We have weathered the first-order effects of the Chinese yuan devaluation and market crash. But the second- and third-order effects are still working their way through the system and may surface to shake U.S. markets over the next several months. The chain of devaluations set off by China’s actions in emerging markets (and some developed ones) stands to rock economies and financial systems around the world, to the potential detriment of U.S. markets. Continued low commodity and oil prices, drawing on lower Chinese demand growth, will likely do the same.

Emerging market companies, for example, are reported to have taken on $9 trillion in debt denominated in U.S. dollars. If they earn their money in other currencies, that debt just got a lot more expensive. For every 11 percent their currency depreciates against the dollar, they effectively add another $1 trillion in debt to their liabilities in local currency terms. Soon, you’re talking real money.

Expect more negative headlines

Situations abroad will no doubt generate troubling headlines, possibly prompting less confident U.S. investors to pull back again. We will be hearing more negative news, and it will be more likely to rattle the markets in this new, less confident environment.

At the same time, though, U.S. economic fundamentals do remain strong. Turbulence is very likely to show up again—and maybe soon—but as long as the foundation remains sound, as it does here in the U.S., the damage should be both constrained and relatively short lived.

                      Subscribe to the Independent Market Observer            
5 Ways to Affiliate
Commonwealth Independent Advisor

Hot Topics

Have a Question?

New Call-to-action

In The News

Don't Ignore the Dow's Discards
The Wall Street Journal, 06/21/18

RIP General Electric
Advisor Perspectives, 6/20/18

How Rising Interest Rates Impact the Market [Video]
CNBC, 06/14/18

Kudlow will return to the White House
Politico, 06/14/18

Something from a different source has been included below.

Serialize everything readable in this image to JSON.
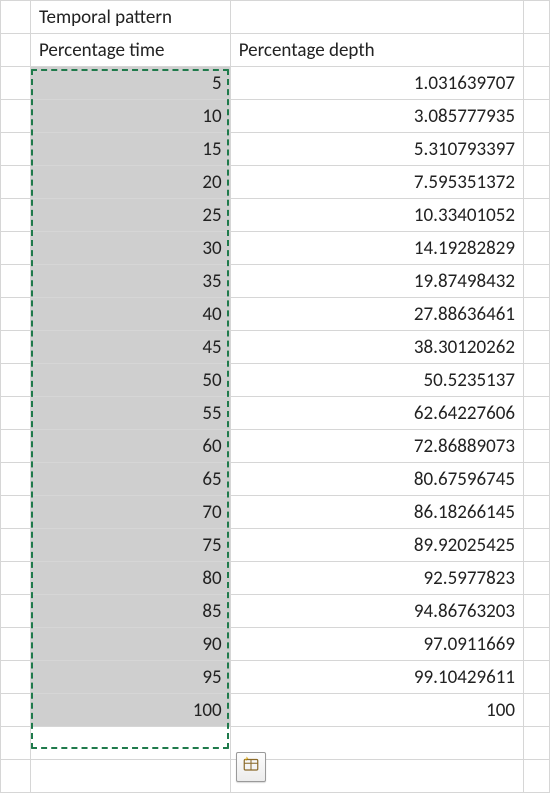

Fed Hikes Rates, Indicates 2 More to Come This Year
ThinkAdvisor, 06/13/18

More

Conversations

Subscribe via E-mail

Subscribe

Disclosure

The information on this website is intended for informational/educational purposes only and should not be construed as investment advice, a solicitation, or a recommendation to buy or sell any security or investment product. Please contact your financial professional for more information specific to your situation.

Certain sections of this commentary contain forward-looking statements that are based on our reasonable expectations, estimates, projections, and assumptions. Forward-looking statements are not guarantees of future performance and involve certain risks and uncertainties, which are difficult to predict. Past performance is not indicative of future results. Diversification does not assure a profit or protect against loss in declining markets.

The S&P 500 Index is a broad-based measurement of changes in stock market conditions based on the average performance of 500 widely held common stocks. All indices are unmanaged and investors cannot invest directly into an index.

The MSCI EAFE Index (Europe, Australasia, Far East) is a free float‐adjusted market capitalization index that is designed to measure the equity market performance of developed markets, excluding the U.S. and Canada. The MSCI EAFE Index consists of 21 developed market country indices.  

Third party links are provided to you as a courtesy. We make no representation as to the completeness or accuracy of information provided at these websites. Information on such sites, including third party links contained within, should not be construed as an endorsement or adoption by Commonwealth of any kind. You should consult with a financial advisor regarding your specific situation.

Member FINRASIPC

Please review our Terms of Use

Commonwealth Financial Network®